------ Available records

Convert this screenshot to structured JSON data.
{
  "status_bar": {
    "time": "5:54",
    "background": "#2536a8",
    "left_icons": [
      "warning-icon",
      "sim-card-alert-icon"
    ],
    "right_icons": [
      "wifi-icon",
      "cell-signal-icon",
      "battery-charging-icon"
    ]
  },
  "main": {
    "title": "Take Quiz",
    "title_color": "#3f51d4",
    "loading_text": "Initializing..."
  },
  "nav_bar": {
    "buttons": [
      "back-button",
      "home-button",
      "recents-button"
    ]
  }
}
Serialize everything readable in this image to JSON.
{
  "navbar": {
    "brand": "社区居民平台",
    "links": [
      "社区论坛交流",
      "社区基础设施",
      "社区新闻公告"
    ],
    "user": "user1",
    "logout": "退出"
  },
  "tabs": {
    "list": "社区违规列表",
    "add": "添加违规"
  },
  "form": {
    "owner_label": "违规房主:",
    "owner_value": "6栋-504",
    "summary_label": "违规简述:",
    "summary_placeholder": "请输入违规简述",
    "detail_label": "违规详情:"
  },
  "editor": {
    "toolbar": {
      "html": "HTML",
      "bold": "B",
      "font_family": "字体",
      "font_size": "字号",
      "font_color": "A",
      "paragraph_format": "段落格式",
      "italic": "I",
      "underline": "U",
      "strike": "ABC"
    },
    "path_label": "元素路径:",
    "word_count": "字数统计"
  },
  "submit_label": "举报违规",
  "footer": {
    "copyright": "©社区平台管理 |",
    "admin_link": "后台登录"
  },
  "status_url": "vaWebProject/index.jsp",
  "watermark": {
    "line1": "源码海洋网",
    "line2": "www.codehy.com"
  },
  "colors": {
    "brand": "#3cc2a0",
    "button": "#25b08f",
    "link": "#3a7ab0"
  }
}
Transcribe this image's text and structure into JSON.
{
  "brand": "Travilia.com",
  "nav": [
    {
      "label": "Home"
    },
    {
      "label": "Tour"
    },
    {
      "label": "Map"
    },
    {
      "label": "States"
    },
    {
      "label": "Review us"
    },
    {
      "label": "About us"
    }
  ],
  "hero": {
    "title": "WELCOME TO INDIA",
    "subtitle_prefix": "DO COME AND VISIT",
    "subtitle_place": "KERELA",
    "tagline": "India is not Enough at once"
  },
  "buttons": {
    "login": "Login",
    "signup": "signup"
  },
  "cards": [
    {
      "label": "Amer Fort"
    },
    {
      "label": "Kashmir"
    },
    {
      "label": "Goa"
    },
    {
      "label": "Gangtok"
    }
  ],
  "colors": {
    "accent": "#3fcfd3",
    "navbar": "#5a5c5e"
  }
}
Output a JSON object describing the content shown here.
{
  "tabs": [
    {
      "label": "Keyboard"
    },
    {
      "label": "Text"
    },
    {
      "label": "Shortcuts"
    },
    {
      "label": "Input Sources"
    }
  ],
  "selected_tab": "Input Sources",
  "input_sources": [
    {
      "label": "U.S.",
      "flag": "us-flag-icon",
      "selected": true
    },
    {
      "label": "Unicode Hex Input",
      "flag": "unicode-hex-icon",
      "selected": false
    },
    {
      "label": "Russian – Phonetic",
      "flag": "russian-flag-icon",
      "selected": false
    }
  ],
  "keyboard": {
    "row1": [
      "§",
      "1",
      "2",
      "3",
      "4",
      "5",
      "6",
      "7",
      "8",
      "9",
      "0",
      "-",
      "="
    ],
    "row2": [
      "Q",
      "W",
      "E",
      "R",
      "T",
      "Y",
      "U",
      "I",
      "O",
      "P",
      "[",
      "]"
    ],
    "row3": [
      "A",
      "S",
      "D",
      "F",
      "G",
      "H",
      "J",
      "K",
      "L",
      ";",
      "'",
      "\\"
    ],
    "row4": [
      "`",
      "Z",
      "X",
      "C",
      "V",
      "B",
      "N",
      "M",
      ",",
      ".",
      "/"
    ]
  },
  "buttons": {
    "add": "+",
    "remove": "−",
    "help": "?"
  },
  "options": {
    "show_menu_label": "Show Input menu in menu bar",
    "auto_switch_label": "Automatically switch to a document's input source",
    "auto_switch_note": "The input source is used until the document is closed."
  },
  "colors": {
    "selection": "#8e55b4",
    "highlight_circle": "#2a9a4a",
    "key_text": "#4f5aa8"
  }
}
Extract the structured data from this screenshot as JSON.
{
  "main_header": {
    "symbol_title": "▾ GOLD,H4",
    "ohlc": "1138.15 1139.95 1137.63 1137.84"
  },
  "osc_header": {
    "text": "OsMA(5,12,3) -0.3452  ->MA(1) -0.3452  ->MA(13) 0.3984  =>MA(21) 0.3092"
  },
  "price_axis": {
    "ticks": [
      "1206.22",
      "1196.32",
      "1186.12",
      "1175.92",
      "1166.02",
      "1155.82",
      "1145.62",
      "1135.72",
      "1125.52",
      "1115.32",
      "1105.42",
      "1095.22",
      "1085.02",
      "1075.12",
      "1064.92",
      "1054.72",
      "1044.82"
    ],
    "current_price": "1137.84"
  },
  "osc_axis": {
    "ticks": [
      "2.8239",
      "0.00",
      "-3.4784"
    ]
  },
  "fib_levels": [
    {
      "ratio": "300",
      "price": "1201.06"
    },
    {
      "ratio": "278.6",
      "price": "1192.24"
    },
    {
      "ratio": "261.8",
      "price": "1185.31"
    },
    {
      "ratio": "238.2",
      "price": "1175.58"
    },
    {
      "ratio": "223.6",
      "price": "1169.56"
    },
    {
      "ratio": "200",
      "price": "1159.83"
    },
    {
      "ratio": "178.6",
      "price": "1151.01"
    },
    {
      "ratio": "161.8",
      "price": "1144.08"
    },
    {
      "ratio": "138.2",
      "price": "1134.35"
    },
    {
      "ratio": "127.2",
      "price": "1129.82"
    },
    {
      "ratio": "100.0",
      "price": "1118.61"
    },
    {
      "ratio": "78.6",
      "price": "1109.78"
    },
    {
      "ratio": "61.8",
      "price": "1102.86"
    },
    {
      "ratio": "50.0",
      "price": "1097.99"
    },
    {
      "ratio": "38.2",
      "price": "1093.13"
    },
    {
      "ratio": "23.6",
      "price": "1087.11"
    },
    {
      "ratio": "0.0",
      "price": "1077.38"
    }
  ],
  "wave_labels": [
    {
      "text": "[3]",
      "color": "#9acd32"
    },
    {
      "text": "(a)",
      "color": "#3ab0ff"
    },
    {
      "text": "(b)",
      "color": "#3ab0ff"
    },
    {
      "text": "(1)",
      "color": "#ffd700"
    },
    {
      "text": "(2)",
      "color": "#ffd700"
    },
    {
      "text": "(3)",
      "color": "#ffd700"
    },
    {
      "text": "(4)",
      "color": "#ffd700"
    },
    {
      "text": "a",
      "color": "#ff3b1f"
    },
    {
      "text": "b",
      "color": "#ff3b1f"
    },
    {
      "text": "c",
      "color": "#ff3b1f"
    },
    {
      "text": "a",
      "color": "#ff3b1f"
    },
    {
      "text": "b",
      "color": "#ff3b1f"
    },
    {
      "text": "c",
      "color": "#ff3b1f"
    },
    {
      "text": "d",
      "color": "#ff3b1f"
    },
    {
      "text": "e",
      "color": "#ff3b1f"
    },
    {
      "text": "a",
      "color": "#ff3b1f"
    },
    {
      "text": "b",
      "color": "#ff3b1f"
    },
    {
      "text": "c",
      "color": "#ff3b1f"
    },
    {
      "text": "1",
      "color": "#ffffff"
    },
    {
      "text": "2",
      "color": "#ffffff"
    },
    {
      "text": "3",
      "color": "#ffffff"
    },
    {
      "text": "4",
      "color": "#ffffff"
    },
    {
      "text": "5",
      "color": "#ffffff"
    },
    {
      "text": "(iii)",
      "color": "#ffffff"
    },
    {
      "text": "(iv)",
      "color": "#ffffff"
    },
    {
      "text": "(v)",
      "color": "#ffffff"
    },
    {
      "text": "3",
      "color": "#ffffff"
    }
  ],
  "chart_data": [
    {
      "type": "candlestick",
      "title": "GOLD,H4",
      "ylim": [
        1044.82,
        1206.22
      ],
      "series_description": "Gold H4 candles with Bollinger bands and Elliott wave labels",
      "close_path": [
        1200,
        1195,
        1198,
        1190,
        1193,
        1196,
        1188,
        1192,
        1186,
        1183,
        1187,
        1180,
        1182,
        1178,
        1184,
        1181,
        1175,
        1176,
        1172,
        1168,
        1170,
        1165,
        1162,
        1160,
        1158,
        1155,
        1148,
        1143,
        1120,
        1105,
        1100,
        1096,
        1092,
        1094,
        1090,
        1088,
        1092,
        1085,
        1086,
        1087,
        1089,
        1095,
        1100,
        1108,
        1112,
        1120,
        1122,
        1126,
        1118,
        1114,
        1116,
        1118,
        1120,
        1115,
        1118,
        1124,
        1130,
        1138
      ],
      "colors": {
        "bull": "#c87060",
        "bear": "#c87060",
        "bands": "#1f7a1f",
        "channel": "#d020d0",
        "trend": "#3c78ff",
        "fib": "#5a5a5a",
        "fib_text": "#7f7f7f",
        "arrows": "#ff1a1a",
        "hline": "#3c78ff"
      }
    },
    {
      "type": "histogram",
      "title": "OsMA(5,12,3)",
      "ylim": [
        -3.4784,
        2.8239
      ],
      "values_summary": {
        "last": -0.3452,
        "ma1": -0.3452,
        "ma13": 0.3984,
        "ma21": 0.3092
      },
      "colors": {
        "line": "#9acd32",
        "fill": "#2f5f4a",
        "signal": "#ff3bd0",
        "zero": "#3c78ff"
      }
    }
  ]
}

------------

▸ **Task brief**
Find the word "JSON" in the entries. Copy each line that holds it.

▸ **Task solution**
Convert this screenshot to structured JSON data.
Serialize everything readable in this image to JSON.
Transcribe this image's text and structure into JSON.
Output a JSON object describing the content shown here.
Extract the structured data from this screenshot as JSON.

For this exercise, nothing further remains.